Report only the number of lines below in which the string "text" appears.

_SUPPLIED MATERIAL_

------------

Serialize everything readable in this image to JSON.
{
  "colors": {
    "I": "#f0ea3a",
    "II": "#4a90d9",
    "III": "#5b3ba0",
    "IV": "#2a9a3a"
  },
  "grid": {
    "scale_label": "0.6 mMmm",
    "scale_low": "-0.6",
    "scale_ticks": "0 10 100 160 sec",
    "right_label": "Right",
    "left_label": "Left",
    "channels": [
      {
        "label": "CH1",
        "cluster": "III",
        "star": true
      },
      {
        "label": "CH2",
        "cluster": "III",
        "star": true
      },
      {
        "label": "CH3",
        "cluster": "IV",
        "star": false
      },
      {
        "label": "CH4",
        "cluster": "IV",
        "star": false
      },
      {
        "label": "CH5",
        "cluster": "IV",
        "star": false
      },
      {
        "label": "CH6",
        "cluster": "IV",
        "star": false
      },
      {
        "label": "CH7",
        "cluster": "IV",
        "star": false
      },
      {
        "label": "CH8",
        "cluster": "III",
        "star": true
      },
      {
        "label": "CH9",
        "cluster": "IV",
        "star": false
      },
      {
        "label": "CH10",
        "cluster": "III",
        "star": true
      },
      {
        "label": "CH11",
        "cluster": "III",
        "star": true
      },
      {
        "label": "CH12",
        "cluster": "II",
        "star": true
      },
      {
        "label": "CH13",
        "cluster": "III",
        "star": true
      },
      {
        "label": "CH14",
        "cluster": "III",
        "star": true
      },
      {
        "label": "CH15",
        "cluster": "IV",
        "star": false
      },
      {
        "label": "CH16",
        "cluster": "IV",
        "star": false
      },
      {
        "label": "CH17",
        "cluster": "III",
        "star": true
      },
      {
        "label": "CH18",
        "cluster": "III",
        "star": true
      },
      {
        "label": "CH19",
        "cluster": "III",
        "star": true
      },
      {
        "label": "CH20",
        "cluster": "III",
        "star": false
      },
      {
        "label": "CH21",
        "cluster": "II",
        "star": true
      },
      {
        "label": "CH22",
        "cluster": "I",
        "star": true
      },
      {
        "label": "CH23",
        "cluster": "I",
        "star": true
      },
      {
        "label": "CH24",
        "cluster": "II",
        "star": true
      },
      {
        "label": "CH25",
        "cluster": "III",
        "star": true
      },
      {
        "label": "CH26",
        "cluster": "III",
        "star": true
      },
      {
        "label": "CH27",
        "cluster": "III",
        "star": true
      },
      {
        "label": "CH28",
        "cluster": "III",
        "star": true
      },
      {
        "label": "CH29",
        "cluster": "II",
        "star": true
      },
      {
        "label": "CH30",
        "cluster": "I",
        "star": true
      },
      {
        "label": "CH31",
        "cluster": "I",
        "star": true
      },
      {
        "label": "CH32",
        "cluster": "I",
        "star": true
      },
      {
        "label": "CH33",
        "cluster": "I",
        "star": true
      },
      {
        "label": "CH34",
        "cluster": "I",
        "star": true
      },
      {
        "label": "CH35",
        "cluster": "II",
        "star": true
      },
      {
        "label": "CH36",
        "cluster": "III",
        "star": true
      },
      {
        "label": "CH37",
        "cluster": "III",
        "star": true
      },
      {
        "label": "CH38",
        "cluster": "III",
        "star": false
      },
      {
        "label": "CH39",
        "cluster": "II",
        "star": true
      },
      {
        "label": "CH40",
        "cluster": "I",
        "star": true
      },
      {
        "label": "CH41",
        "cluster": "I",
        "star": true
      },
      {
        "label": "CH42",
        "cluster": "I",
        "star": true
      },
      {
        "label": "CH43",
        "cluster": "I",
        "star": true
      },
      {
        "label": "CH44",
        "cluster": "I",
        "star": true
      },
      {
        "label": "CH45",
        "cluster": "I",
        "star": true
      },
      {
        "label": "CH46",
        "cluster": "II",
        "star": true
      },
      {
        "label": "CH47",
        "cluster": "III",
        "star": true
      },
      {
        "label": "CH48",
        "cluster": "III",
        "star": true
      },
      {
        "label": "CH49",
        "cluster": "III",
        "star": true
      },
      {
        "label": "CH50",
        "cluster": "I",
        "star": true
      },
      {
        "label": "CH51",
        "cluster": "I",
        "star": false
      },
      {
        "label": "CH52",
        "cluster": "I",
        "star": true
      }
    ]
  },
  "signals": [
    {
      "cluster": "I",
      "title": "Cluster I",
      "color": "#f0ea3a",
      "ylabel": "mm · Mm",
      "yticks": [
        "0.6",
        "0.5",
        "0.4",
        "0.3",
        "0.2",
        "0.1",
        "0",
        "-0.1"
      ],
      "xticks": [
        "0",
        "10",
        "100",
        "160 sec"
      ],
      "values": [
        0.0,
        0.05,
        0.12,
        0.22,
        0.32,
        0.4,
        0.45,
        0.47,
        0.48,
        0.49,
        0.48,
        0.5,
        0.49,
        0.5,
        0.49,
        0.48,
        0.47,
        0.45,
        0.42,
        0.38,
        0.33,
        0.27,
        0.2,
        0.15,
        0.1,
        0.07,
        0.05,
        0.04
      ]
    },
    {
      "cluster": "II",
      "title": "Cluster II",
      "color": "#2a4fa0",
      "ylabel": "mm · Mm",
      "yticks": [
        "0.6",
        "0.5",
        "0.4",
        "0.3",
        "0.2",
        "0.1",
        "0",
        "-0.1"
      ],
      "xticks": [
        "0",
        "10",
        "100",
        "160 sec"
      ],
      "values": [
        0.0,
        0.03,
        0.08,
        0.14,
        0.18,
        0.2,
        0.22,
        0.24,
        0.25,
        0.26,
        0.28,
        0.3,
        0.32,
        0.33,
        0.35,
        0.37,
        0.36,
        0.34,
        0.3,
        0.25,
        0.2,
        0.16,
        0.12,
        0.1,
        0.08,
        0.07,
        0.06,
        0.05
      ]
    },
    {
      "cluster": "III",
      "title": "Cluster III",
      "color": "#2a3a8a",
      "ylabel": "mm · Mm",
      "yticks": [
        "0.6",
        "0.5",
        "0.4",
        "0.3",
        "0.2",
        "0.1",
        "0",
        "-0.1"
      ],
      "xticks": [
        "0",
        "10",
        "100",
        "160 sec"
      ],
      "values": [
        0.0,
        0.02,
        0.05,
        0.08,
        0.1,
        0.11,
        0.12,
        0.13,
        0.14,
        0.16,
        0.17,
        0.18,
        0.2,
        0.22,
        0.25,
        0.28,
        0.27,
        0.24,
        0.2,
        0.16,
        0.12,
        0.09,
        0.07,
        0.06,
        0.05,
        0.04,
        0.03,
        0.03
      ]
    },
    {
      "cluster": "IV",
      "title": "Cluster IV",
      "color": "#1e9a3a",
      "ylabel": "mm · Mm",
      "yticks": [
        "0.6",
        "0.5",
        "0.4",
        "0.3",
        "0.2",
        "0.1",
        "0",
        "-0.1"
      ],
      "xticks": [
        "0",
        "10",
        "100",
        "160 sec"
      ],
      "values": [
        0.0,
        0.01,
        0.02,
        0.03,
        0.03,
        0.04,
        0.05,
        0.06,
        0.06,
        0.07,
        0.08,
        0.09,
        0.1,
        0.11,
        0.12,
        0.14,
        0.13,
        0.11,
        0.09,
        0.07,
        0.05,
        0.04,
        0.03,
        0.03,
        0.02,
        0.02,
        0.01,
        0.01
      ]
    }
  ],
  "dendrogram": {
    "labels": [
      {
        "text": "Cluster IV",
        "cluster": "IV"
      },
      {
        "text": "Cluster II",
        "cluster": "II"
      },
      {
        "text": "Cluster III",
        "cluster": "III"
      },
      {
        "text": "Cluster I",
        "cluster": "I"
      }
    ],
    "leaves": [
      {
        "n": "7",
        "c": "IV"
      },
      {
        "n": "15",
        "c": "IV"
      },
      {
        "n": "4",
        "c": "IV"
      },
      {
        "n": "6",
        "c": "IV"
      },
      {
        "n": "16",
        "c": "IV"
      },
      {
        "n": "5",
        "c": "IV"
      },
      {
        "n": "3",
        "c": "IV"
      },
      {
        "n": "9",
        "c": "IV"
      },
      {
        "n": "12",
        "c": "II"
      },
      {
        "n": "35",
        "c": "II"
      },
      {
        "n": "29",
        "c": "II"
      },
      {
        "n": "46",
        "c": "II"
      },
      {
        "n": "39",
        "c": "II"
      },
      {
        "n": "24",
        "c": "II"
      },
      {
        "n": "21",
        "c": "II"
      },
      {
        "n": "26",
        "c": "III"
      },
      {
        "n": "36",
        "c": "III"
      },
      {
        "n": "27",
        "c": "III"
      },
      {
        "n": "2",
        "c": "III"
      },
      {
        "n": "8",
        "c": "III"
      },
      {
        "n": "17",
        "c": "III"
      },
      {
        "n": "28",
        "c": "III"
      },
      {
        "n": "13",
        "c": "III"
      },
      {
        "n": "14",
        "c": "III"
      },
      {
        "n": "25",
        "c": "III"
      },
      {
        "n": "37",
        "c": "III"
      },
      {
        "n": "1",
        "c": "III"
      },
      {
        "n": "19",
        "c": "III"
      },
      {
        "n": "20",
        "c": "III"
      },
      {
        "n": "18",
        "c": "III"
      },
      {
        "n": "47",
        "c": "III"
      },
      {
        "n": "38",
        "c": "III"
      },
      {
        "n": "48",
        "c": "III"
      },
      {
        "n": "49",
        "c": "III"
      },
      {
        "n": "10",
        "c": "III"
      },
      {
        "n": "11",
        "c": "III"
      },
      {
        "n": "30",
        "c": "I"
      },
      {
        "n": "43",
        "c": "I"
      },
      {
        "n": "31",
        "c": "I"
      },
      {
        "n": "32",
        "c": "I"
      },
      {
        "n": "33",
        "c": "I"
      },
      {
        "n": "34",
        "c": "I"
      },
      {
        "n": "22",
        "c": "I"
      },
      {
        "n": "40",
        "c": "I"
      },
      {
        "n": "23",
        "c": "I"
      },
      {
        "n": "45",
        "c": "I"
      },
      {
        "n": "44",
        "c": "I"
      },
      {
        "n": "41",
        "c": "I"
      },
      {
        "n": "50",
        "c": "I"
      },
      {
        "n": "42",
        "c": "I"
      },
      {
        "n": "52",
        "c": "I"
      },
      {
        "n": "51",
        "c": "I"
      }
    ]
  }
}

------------

_REPLY TO THE TASK_
4